In early September, after all the
soul-crushing will-to-live-obliterating helpful rounds of feedback, the final draft was finished. And I intended for this one to be final. It’s not just that I was tired of working on it, but I really thought that this one was there. All the previous rounds of edits had been helpful, but now I was certain that I had reached the point of diminishing returns: I had done everything I could do to make this story shine, I had maxed out my skills as a writer, and any further edits would not add value.
I sent the manuscript to Ted, and told him that this was it for me. This was my final offer. If he still did not think it was there, then he certainly did not have to represent it, but I could not do another round of revisions.
We scheduled a phone meeting for three weeks later, when the film crews would be here. What was at stake was not just whether I’d still have a literary agent, but whether the book had reached that level of quality that we’d been trying to get to for years. Had we managed to take a book that started out okay, and make it great?
On the last day of the shoot, at the end of the afternoon, after a grueling 17 hours of filming the day before, he gave me his answer. And, to my profound embarrassment, I started crying. I mean, really lost it. (And if anyone suspects that I forced the tears to make the show more interesting, just watch it. I assure you that no self-respecting woman would intentionally break down into blubbering ogre-sobs like that with a camera pointed at her face.)
So. Like I said. I’m nervous about this episode.
But my nervousness is somewhat counterbalanced by the awesomeness of this:
(If you don’t get it, see the scene starting at 2 min. 30 sec. in this episode.)
I am going to give away one of these mugs to a randomly-selected person who tweets with the #MinorRevisions hashtag while the show airs!
I know. You’re so excited that you’re starting to hyperventilate. So you might want to take a moment to collect yourself before I tell you: This mug contains original artwork by the artist Joe Fulwiler.
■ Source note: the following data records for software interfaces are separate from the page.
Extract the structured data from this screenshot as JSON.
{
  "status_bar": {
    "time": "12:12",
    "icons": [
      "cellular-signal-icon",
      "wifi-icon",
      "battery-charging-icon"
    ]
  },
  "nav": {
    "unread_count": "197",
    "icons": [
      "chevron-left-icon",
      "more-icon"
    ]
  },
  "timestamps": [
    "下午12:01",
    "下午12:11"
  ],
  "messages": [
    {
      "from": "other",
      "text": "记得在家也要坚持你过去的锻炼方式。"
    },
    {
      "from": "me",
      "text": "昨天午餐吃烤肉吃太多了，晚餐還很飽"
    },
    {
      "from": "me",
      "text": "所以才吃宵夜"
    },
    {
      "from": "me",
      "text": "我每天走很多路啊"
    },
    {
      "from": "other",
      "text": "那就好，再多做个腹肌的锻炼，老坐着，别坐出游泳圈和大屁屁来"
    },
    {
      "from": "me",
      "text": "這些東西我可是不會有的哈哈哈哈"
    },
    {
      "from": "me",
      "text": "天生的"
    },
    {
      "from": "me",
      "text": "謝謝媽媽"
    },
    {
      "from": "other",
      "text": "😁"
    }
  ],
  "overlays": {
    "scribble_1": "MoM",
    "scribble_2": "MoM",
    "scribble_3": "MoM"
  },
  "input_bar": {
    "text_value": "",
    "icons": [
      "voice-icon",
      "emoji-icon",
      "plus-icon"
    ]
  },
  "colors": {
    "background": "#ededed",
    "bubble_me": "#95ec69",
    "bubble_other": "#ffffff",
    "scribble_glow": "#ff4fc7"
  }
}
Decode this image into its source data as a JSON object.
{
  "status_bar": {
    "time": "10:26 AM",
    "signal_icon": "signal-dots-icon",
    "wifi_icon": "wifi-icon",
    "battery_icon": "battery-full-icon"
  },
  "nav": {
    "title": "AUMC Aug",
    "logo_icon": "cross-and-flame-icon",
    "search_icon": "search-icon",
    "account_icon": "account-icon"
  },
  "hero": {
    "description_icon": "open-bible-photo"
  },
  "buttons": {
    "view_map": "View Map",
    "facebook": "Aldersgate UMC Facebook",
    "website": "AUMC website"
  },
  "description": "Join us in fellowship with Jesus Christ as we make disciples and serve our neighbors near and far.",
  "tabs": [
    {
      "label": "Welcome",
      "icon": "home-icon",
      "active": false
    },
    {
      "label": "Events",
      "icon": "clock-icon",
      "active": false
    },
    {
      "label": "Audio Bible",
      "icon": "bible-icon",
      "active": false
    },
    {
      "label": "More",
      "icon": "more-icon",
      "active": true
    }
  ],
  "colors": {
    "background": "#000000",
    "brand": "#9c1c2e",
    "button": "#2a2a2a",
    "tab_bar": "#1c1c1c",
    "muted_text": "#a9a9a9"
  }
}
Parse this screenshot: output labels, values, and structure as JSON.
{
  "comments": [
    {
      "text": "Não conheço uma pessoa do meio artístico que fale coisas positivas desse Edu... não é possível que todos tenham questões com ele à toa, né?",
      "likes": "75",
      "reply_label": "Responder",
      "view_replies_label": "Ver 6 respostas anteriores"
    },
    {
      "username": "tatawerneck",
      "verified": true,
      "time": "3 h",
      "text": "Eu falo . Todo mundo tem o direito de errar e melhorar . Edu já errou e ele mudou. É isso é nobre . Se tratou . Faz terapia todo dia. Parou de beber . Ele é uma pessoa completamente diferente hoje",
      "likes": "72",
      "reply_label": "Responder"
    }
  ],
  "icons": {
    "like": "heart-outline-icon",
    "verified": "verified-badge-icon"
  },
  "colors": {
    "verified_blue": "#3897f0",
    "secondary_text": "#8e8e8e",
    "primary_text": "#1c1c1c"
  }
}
He mainly works in Excel, so this is an exciting opportunity to own one of his pieces that was created in PowerPoint.
Because I care about you, I will not withhold from you the correspondence he had with Brandon Vogt after we sent him one of these mugs. Brandon is a man who appreciates artistic genius when he sees it:
FROM: Brandon Vogt
TO: Joe Fulwiler
If you’re willing to drop the whole law gig, the Powerpoint art market is wayyyyy more promising. Honestly, how many others do you know in the field? Plus the talent is clearly there. Your pony mug screams “Van Goh.” And its elegant medieval seriph left me saying, “Thomas Aquinas, who?”
So when “Fulwiler Mugs & More” goes live, rest assured: I’ll be ordering the first case.
FROM: Joe Fulwiler
TO: Brandon Vogt
You are not the first to approach me in this manner. However, my art is too pure. I can not sell out. So, I will have to while away the rest of my life in the coal mines of the law, knowing all along that the world will never know my PowerPoint genius. It is painful, but such is art.
FROM: Brandon Vogt
TO: Joe Fulwiler
Sigh. The world is not worthy of such purity, untarnished by the allure of Powerpoint fame. You could have cemented your name among the greats: Van Goh with his brush, Michelangelo with his chisel, Shakespeare with his pen, and Fulwiler with his soul-stirring clipart. Yet you’ve forsaken all riches and fame for the sake of the craft.
Dragons aren’t the only things which Fulwiler love has fell.
Vain artistry has died this day, too.
So there you have it: drama, embarrassment, and a giveaway of a limited edition piece of art by a true artist. I’ll see you Thursday!